[Opening RECORDS FOR THE TASK section]

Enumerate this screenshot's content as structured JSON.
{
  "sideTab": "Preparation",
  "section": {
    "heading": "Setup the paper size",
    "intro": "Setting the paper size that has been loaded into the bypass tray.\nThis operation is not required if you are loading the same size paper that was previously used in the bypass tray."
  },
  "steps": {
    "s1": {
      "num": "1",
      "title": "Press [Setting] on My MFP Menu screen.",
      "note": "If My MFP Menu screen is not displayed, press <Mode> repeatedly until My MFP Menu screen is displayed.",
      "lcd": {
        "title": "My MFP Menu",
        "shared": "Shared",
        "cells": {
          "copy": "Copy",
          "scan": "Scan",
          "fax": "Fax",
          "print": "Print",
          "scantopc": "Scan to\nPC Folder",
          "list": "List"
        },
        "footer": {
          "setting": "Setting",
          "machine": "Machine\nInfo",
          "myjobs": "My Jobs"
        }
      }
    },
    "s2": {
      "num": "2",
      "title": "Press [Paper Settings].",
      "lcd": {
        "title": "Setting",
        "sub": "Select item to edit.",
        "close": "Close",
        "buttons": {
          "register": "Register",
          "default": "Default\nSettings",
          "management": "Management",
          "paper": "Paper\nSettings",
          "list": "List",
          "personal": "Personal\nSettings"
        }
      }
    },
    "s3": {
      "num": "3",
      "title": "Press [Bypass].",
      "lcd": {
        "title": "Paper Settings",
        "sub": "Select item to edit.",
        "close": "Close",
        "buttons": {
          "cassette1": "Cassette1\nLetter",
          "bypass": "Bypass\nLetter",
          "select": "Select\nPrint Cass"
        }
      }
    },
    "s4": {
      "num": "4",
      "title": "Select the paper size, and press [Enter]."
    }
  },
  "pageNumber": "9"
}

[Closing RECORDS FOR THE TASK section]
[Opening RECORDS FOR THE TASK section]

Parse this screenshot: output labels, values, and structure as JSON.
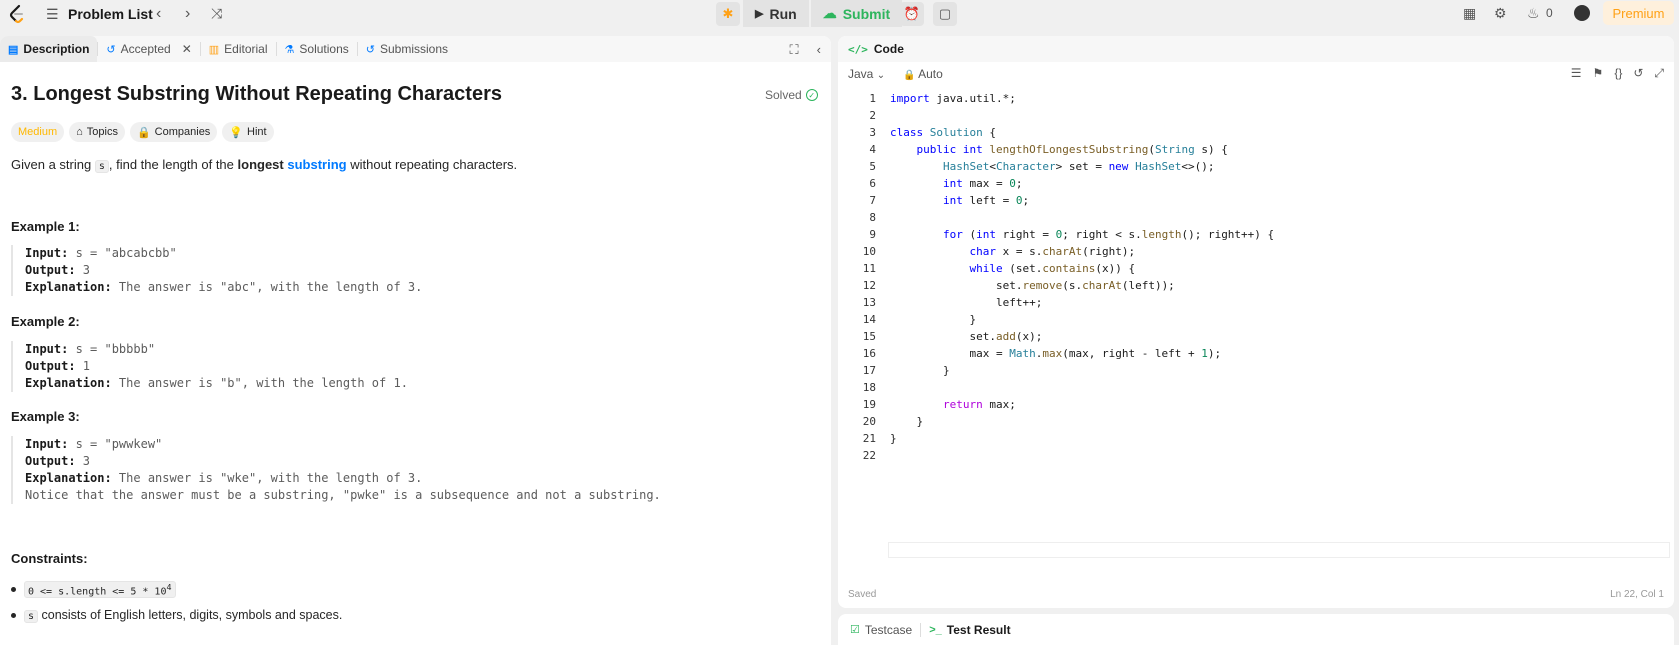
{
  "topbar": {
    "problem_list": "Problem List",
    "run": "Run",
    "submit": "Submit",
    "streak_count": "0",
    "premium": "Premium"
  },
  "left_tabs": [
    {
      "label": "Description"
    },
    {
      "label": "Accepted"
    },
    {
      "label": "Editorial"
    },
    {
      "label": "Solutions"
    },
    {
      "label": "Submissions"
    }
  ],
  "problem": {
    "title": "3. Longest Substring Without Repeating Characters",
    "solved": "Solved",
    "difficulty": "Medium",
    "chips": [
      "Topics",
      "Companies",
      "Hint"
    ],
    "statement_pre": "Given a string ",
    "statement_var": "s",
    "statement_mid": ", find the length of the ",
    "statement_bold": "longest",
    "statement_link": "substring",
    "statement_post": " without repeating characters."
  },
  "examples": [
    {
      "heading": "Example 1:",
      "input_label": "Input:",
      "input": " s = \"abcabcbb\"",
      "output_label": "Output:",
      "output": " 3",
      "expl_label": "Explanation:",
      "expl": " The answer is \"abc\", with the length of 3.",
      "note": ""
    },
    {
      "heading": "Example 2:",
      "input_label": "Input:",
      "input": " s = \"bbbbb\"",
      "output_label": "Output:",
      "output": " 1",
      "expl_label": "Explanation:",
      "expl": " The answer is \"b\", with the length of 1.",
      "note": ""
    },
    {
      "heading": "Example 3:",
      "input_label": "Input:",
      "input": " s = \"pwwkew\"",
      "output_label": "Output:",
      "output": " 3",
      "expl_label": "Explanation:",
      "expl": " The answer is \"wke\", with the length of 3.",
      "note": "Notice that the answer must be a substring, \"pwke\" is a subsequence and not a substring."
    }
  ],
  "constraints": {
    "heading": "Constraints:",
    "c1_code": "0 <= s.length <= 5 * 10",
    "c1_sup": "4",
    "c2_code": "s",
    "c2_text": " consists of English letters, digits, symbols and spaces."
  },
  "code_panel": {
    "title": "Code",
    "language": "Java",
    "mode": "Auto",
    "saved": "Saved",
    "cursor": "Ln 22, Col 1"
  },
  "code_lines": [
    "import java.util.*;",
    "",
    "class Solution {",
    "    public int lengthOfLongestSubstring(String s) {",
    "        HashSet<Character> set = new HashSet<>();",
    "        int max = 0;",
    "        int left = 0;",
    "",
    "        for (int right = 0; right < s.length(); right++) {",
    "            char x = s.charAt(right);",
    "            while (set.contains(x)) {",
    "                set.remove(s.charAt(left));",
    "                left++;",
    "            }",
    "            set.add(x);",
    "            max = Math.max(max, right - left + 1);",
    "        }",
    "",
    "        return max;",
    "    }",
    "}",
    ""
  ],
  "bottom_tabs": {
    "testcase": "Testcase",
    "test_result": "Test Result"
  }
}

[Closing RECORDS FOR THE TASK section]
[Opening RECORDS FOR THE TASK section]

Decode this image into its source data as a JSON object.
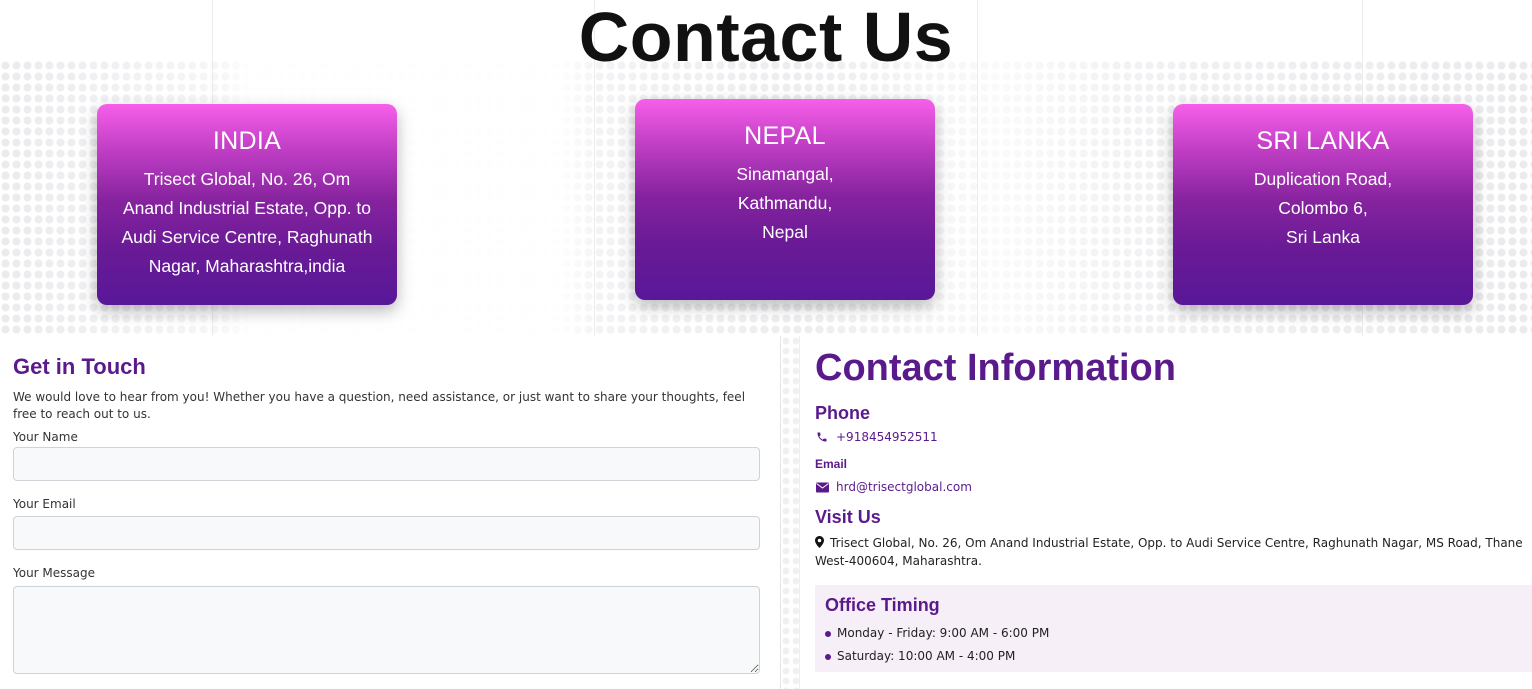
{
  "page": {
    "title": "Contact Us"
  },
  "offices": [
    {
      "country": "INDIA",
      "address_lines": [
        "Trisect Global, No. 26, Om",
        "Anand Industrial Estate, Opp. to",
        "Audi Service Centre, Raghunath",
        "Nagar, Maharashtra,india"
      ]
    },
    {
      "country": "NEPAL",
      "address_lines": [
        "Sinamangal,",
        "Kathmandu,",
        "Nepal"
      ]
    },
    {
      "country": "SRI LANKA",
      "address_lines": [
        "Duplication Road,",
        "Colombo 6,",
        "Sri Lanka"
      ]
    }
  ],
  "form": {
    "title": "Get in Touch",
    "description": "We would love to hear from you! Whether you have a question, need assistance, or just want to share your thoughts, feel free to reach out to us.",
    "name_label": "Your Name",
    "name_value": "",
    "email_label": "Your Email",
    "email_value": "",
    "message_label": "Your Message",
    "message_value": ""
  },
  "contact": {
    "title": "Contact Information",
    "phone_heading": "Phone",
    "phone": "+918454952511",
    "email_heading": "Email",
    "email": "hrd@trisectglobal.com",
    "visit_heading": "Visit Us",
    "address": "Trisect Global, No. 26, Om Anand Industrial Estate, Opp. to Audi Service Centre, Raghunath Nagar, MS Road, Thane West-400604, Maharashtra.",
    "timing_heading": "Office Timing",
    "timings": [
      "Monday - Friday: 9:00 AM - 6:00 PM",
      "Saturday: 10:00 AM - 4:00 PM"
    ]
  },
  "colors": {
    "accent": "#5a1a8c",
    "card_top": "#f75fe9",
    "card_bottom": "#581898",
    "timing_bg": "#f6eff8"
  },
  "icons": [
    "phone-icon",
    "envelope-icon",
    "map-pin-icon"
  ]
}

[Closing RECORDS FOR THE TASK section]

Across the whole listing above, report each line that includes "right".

    "        for (int right = 0; right < s.length(); right++) {",
    "            char x = s.charAt(right);",
    "            max = Math.max(max, right - left + 1);",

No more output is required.